Untitled Poem

I was rummaging around in my closet and found this little poem from senior year of high school. I haven’t posted much actual fiction in some time, and since I’ve just been discussing timing, I thought this was appropriate to post.


A brush, a touch of hand

For but a moment, though.

Twelve times a day, at night twelve times,

The stroke of love sets off the chimes.

Movement constant, progress slow,

A hush, love caught in sand.


Are We There Yet? Timing Your Story Well Part 2

I’m in the process of plotting (cue evil laugh) a new novel, and on this project more than any previous one I have found the timing to be of utmost concern. The events transpire over the course of two swamped months, during which there is a great deal of travel, confrontation, and a few unimpressive lulls.

Not bad as a snapshot . . . but wait until it’s all you’ve seen for three hours and you just want to get home.

Are you familiar with those road trips that, while already torturous with the crying kids and the lack of snacks and the backaches, seem to drag on with interminable slowness because you’re passing unchanging rows of cornfields with little to distract you? Stories can be like that, too. “Stuff” might be happening, but if it’s not of the plot-altering variety, chances are it’s as boring as a cornfield. Continue reading

Are We There Yet? Timing Your Story Well Part 1

If you’ve ever had an inclination to research the art of writing, you’ll be familiar with the idea of “starting in the middle,” that is, beginning your story when something intriguing, catalytic, and important is already in progress. This is crazy important. I’ve read drafts in which the story starts with a didactic outline of the world in which it takes place, or the family tree of the main character or villain—whichever appears in that chapter. The author has only pure intentions: he’s just looking out for the reader, whom he feels needs to know these things to understand the story. Continue reading

August Update

If you refer to my July Update, you will discover that I was planning to work on a new novel for Camp NaNoWriMo, working title The Campaign. Yes, well. That didn’t happen. This is fine, because now that I’ve managed to shrug off the pressure to write it, I feel much more comfortable with commencing in-depth research. I’ve taken this week off of my day job for a writing sabbatical—as well as to catch up on some editing work I need to finish for a client—and I’m excited about reenergizing and de-stressing.

So what did I write during Camp?

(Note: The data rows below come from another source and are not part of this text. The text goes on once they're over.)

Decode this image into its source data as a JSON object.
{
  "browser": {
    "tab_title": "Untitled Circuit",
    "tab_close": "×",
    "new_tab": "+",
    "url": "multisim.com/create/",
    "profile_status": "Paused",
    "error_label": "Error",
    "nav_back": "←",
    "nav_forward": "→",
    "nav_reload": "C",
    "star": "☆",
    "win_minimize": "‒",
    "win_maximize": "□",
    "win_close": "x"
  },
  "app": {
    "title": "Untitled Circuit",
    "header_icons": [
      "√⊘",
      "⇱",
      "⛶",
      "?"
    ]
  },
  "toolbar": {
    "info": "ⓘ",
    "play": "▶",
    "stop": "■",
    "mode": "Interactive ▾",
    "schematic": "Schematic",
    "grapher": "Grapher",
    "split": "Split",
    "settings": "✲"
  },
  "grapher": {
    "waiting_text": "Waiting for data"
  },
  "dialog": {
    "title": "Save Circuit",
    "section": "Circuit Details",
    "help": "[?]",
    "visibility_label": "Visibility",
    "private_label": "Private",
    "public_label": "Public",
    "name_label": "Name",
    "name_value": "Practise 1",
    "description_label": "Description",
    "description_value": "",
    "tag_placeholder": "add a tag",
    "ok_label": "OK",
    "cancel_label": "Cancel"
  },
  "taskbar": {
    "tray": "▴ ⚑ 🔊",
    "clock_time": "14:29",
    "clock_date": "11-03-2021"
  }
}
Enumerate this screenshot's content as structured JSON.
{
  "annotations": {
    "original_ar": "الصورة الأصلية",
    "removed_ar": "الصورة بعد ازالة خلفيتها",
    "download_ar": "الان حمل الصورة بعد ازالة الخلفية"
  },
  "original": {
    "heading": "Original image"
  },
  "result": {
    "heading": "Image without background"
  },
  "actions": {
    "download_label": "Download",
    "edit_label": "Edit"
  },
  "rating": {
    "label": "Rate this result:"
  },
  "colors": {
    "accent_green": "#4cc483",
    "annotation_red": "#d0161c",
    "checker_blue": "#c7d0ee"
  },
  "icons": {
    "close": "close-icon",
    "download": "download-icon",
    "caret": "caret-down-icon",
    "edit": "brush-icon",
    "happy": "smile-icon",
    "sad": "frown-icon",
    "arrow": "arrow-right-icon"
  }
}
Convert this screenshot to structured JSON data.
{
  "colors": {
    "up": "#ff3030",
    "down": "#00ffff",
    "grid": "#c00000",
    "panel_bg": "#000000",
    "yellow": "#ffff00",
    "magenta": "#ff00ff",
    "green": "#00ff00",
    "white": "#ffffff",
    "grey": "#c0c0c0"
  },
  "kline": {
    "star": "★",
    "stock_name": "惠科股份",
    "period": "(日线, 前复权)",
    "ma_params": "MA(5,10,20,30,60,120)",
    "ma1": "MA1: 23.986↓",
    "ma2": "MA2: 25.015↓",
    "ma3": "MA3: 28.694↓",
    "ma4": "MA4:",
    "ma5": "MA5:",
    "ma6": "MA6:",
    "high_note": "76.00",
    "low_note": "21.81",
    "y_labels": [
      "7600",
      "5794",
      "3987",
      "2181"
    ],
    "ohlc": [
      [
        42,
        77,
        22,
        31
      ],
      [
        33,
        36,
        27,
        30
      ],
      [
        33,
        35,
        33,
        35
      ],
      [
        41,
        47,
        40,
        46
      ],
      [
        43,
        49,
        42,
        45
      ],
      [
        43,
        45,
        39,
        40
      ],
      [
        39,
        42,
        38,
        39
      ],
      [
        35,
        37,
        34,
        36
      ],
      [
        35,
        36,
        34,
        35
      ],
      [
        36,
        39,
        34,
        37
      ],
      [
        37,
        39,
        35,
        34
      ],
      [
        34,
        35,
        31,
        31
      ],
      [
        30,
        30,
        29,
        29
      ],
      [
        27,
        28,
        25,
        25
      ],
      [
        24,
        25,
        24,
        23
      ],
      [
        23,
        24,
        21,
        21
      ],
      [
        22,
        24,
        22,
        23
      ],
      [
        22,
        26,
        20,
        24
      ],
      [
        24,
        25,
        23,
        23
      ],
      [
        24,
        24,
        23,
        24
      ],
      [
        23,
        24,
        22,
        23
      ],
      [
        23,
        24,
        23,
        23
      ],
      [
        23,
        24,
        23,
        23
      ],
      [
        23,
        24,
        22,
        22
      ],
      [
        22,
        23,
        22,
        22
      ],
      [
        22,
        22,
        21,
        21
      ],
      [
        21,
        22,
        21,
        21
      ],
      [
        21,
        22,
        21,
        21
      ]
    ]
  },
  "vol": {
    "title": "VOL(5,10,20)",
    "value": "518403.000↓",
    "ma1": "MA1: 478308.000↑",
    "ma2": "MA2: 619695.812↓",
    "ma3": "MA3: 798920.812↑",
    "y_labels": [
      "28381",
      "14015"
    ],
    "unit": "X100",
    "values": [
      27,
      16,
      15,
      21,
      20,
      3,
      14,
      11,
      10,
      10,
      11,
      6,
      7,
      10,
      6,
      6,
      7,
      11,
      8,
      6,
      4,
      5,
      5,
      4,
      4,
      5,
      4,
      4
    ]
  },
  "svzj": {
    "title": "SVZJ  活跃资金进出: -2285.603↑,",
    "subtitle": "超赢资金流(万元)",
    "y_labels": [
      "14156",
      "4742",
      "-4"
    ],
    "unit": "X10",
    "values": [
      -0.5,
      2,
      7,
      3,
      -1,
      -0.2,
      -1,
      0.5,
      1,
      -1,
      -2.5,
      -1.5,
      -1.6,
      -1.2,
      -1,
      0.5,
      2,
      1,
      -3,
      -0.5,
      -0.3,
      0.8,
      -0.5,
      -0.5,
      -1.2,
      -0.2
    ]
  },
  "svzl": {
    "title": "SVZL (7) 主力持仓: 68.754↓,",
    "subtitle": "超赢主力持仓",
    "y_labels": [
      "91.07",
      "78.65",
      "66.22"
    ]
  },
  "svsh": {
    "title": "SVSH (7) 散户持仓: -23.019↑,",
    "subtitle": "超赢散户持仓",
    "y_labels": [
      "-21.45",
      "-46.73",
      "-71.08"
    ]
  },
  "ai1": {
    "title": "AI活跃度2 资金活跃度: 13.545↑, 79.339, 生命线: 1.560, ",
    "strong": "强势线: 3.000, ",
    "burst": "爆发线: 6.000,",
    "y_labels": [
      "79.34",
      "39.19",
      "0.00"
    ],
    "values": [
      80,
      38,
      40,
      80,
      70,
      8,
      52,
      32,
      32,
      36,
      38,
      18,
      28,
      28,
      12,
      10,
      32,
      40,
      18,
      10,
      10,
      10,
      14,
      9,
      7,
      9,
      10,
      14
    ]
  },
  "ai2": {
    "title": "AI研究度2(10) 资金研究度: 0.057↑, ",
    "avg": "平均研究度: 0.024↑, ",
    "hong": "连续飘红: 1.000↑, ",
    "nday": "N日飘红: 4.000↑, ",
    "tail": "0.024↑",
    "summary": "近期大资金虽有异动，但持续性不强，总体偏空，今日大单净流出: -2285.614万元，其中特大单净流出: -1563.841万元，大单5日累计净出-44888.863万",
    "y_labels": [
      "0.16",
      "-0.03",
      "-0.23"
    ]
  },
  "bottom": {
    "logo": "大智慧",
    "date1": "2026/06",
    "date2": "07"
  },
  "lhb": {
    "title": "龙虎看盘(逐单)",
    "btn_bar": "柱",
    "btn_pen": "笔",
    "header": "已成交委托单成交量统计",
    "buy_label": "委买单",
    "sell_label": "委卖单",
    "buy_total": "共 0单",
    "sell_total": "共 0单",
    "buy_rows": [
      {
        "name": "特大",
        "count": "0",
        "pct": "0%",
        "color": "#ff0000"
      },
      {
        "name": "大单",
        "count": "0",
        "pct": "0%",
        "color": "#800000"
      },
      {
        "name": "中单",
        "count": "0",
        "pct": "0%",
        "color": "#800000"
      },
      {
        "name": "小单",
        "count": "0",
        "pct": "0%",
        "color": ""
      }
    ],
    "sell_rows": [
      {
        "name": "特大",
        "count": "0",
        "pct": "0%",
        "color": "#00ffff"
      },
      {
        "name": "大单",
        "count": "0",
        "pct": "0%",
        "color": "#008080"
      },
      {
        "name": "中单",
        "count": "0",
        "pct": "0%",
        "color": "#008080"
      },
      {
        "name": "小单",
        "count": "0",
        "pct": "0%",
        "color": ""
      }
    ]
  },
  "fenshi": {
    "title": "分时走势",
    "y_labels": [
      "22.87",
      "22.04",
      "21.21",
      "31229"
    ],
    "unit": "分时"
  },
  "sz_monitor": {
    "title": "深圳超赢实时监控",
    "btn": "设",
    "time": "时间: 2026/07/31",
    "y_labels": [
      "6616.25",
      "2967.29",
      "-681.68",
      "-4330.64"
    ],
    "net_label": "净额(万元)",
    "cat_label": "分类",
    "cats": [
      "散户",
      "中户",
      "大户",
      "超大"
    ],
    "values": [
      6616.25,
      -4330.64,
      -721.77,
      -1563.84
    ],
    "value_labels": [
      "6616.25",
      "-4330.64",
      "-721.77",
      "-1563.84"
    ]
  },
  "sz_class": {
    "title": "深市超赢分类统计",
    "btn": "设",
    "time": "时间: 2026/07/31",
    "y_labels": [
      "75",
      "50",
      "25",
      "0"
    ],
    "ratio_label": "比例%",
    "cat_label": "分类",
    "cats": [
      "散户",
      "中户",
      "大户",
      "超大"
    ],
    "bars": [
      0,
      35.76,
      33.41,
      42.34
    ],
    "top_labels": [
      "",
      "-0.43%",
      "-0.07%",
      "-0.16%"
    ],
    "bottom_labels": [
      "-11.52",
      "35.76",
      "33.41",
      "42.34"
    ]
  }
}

I started and finished my fourth novel for the year, a swashbuckling science fiction adventure with pirates. Because pirates! In space! Continue reading